The Syria Public Health Network was established in early 2015 in response to calls for an independent and critical assessment of the humanitarian and health response to the crisis, from colleagues working in Syria and the wider region. It aims to create an independent and neutral space for discussion, analysis and to generate policy proposals for the types of health interventions and research that might help to address current and future health needs in Syria and the region.
A key function of the network is to improve understanding of the types of research and interventions that are taking place within the health response, and their political and social determinants. Workshops organised by the network incorporate key people working for UN agencies, donors, iNGOs, NGOs as well as academic researchers, journalists and those working on the ground in Syria and neighbouring countries.
During 2020, SPHN will continue our focus on Syrian refugee healthcare workers who reside in countries neighbouring Syria. In October 2017, we held a high level meeting with our partners at DFID and IIED (International Institute for Environment and Development) where we identified key challenges facing the Syrian informal health workforce in Lebanon. There were 30 participants at this meeting who spanned the academic, NGO, UN agencies and government spheres.

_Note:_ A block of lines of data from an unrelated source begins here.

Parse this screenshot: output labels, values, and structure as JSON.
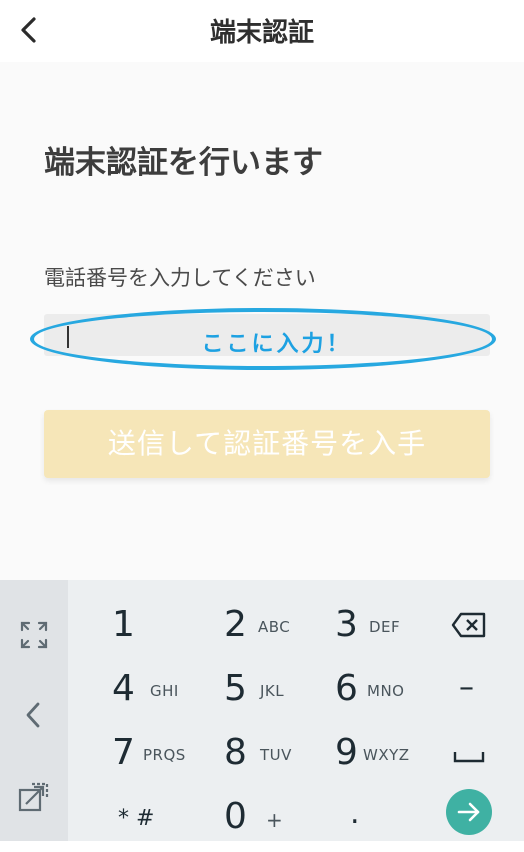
{
  "header": {
    "title": "端末認証",
    "back_icon": "chevron-left-icon"
  },
  "main": {
    "heading": "端末認証を行います",
    "phone_label": "電話番号を入力してください",
    "phone_value": "",
    "annotation": "ここに入力！",
    "submit_label": "送信して認証番号を入手"
  },
  "keyboard": {
    "keys": [
      {
        "digit": "1",
        "letters": ""
      },
      {
        "digit": "2",
        "letters": "ABC"
      },
      {
        "digit": "3",
        "letters": "DEF"
      },
      {
        "digit": "4",
        "letters": "GHI"
      },
      {
        "digit": "5",
        "letters": "JKL"
      },
      {
        "digit": "6",
        "letters": "MNO"
      },
      {
        "digit": "7",
        "letters": "PRQS"
      },
      {
        "digit": "8",
        "letters": "TUV"
      },
      {
        "digit": "9",
        "letters": "WXYZ"
      },
      {
        "digit": "* #",
        "letters": ""
      },
      {
        "digit": "0",
        "letters": "+"
      },
      {
        "digit": ".",
        "letters": ""
      }
    ],
    "dash": "–",
    "colors": {
      "enter": "#3fb1a3",
      "annotation": "#1da1e2"
    }
  }
}
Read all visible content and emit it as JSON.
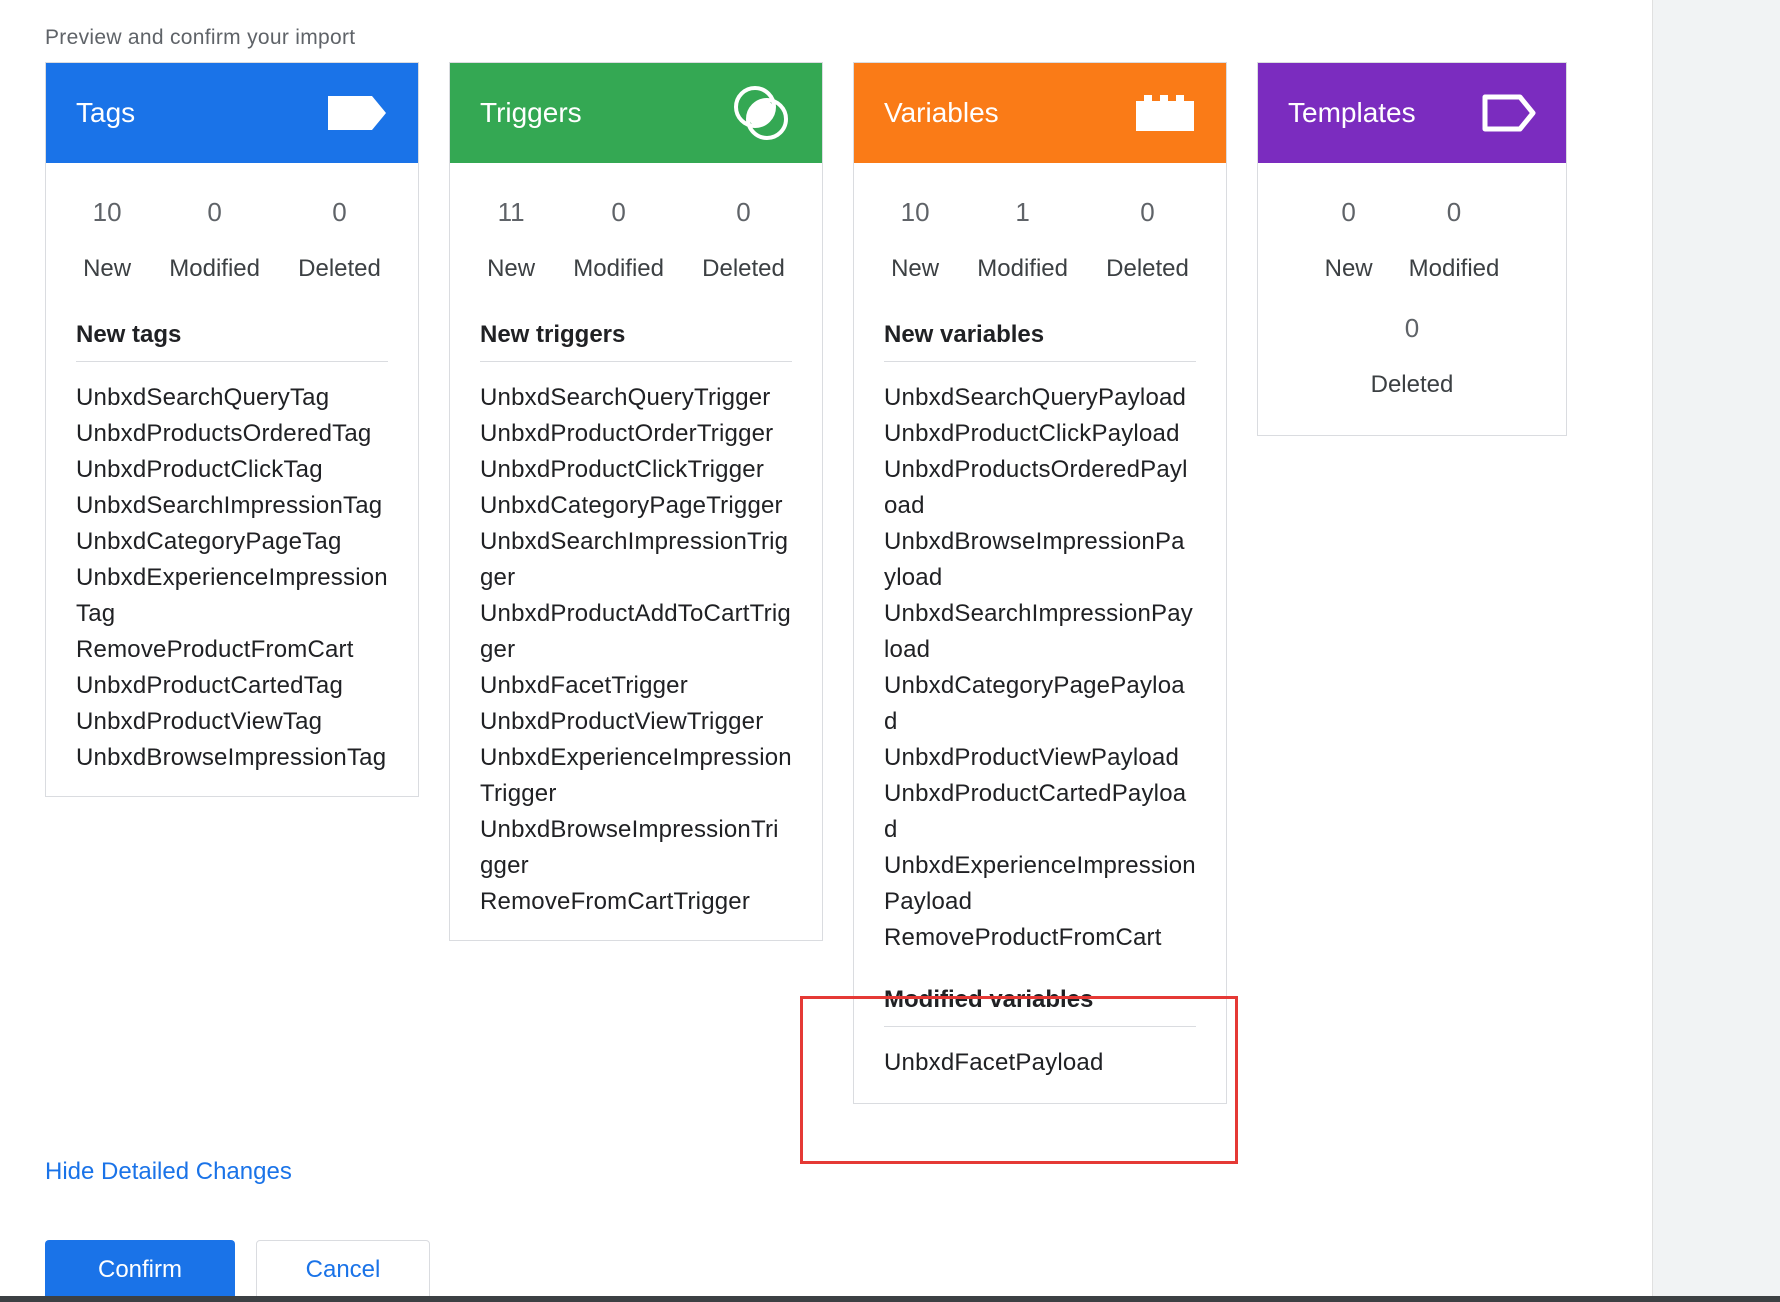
{
  "page": {
    "subtitle": "Preview and confirm your import"
  },
  "cards": {
    "tags": {
      "title": "Tags",
      "color": "#1a73e8",
      "counts": {
        "new": "10",
        "modified": "0",
        "deleted": "0"
      },
      "labels": {
        "new": "New",
        "modified": "Modified",
        "deleted": "Deleted"
      },
      "new_section_title": "New tags",
      "new_items": [
        "UnbxdSearchQueryTag",
        "UnbxdProductsOrderedTag",
        "UnbxdProductClickTag",
        "UnbxdSearchImpressionTag",
        "UnbxdCategoryPageTag",
        "UnbxdExperienceImpressionTag",
        "RemoveProductFromCart",
        "UnbxdProductCartedTag",
        "UnbxdProductViewTag",
        "UnbxdBrowseImpressionTag"
      ]
    },
    "triggers": {
      "title": "Triggers",
      "color": "#34a853",
      "counts": {
        "new": "11",
        "modified": "0",
        "deleted": "0"
      },
      "labels": {
        "new": "New",
        "modified": "Modified",
        "deleted": "Deleted"
      },
      "new_section_title": "New triggers",
      "new_items": [
        "UnbxdSearchQueryTrigger",
        "UnbxdProductOrderTrigger",
        "UnbxdProductClickTrigger",
        "UnbxdCategoryPageTrigger",
        "UnbxdSearchImpressionTrigger",
        "UnbxdProductAddToCartTrigger",
        "UnbxdFacetTrigger",
        "UnbxdProductViewTrigger",
        "UnbxdExperienceImpressionTrigger",
        "UnbxdBrowseImpressionTrigger",
        "RemoveFromCartTrigger"
      ]
    },
    "variables": {
      "title": "Variables",
      "color": "#fa7b17",
      "counts": {
        "new": "10",
        "modified": "1",
        "deleted": "0"
      },
      "labels": {
        "new": "New",
        "modified": "Modified",
        "deleted": "Deleted"
      },
      "new_section_title": "New variables",
      "new_items": [
        "UnbxdSearchQueryPayload",
        "UnbxdProductClickPayload",
        "UnbxdProductsOrderedPayload",
        "UnbxdBrowseImpressionPayload",
        "UnbxdSearchImpressionPayload",
        "UnbxdCategoryPagePayload",
        "UnbxdProductViewPayload",
        "UnbxdProductCartedPayload",
        "UnbxdExperienceImpressionPayload",
        "RemoveProductFromCart"
      ],
      "modified_section_title": "Modified variables",
      "modified_items": [
        "UnbxdFacetPayload"
      ]
    },
    "templates": {
      "title": "Templates",
      "color": "#7b2cbf",
      "counts": {
        "new": "0",
        "modified": "0",
        "deleted": "0"
      },
      "labels": {
        "new": "New",
        "modified": "Modified",
        "deleted": "Deleted"
      }
    }
  },
  "actions": {
    "hide_details": "Hide Detailed Changes",
    "confirm": "Confirm",
    "cancel": "Cancel"
  },
  "icons": {
    "tags": "tag-icon",
    "triggers": "trigger-icon",
    "variables": "variable-block-icon",
    "templates": "template-tag-outline-icon"
  }
}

This was complemented by research on the ground in Lebanon which was funded by IIED's 'Urban Crisis Learning Fund.' The working paper for this was published in April 2018 (http://pubs.iied.org/10856IIED/). Through this research, we explored the roles of and challenges facing informal Syrian health workers in Lebanon.
This follows on from work exploring the current situation for Syrian healthcare workers for which we contributed to a background paper for a meeting at the Centre for Mediterranean Integration (Marseille) which was organised by the World Bank as part of their broader work on Strengthening Human Resources for Health and the Integration of Refugees into Host Community Health Systems. (http://cmimarseille.org/highlights/strengthening-human-resources-health-integration-refugees-host-community-health-systems)
North West Syria: Humanitarian Catastrophe
On 28th February 2020 we launched our policy brief 'North West Syria: Humanitarian Catastrophe' in which summarise the current situation where a further escalation of violence since 1st December 2019 has driven more than 948,000 of 3.7 million people in the area from their homes; 81% are women and children. In this brief, we highlight key health and humanitarian issues and recommendations for action; the first recommendation is of course the cessation of violence as without this, civilians will continue to suffer under bombardment.